L048 is a real good example of this: I've got a piece of paper right here in front of me that says, in my own handwriting, that L048 has two teats on each side but that they are joined at the base. Well... once you write down something there's no need in going back to check later, is there? Shoot! It's a fact by then. When L048's giant buck kid was born we dipped his navel, looked under him, looked in his mouth, and wrote down that every thing was good. Then I noticed L048's udder. She had 2 normal teats on each side. About 2 inches between the ones on each side. !#@$!@#$. She shoulda' had a name! And what's worse is that now, since I can't trust my notes, I have to go look under every goat on the place to double check myself.
Krista Darnell just e-mailed the following:
"I considered namin' 'em Plywood, Siding, Toilet, New Truck, Washer and Dryer for a pair of twins, etc. At this rate, that might be the only way I ever get those things."
This year has been easy...
Inta - She's "inta" everything,
Evie - She's in to "evie" thing,
Ting - He's in to every "ting",
Esstoo - Stands for "Situation-II",
S2'sbrother - Poor guy has no identification of his own,
Stripe - His blaze looks like a stripe on his face,
Sludleft - Her blaze looks like it's sliding off of the left of her face,
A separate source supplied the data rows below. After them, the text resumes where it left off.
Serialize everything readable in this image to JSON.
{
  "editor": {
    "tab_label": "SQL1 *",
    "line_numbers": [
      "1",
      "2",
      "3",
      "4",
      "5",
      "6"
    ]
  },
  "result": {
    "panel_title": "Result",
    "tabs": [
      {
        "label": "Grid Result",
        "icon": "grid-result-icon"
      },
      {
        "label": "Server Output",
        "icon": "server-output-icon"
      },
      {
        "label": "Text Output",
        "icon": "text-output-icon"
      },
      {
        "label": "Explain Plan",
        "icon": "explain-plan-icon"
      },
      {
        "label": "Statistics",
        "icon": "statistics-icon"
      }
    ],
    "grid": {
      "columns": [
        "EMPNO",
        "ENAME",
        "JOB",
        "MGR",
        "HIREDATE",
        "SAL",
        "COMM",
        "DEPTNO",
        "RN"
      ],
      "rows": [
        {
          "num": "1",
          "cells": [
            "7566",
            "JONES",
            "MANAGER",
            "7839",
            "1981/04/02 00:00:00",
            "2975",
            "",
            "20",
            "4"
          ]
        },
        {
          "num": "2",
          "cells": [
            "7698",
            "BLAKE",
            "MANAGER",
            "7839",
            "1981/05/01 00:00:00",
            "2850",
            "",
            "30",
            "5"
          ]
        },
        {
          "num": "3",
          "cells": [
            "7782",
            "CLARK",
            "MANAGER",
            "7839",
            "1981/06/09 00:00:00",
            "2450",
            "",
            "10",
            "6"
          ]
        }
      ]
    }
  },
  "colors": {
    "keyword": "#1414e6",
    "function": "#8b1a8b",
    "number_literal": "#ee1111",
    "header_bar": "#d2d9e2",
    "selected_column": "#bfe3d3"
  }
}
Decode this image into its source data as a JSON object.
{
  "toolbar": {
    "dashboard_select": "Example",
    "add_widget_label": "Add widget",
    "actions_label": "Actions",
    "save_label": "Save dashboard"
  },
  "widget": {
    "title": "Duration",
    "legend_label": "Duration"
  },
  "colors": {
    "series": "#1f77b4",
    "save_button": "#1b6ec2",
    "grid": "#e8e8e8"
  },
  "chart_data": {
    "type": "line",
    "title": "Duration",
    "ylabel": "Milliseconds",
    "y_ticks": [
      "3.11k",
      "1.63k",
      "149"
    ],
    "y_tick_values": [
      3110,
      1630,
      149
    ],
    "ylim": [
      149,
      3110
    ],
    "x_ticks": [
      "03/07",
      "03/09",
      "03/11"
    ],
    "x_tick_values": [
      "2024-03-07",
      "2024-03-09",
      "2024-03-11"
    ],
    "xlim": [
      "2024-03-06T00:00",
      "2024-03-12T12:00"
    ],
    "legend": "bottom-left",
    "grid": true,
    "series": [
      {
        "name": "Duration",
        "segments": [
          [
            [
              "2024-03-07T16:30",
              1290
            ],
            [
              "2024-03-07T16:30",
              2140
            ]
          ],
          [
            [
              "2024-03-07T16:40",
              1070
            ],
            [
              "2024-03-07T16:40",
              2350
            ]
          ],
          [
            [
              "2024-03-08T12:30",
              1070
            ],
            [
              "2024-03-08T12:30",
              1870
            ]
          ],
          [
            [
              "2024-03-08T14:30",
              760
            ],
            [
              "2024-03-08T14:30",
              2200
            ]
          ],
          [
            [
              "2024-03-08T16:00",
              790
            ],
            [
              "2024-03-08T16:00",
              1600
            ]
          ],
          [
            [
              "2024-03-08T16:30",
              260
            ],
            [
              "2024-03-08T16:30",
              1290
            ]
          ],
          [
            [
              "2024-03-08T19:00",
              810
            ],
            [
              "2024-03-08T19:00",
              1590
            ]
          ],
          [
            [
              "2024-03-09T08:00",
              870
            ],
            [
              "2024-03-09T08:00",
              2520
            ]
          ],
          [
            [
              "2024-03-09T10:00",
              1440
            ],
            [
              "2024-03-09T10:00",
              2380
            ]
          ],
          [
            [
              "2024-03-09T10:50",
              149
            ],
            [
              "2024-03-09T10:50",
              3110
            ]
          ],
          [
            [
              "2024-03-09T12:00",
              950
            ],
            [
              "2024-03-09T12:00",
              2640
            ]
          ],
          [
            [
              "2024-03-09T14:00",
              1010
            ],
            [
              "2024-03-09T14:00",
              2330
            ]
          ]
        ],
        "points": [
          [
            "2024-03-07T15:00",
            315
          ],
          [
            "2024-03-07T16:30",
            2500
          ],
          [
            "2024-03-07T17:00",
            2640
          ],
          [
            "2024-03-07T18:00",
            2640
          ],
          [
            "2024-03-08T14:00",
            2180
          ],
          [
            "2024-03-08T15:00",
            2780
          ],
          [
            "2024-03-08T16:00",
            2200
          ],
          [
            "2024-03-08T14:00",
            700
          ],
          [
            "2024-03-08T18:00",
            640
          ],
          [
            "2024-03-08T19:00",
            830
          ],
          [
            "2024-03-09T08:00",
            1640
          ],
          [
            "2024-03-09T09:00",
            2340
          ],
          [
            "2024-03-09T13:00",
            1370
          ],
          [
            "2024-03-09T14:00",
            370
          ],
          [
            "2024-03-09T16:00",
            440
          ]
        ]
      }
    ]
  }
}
Sludright - Her blaze looks like it's sliding off of the right of her face,
(If "slud" isn't the past tense of "slid" then it should be.)
Scooter - It took her a while to figure out her back legs,
Pete - Just because we've never had a Pete before,
Helios - His buyer sure comes up with better names than we do,
FlashGordon - The flashiest, most active buck kid on the place,
and it goes on and on and on and on and on.
And next kidding season... We get to do it all over again.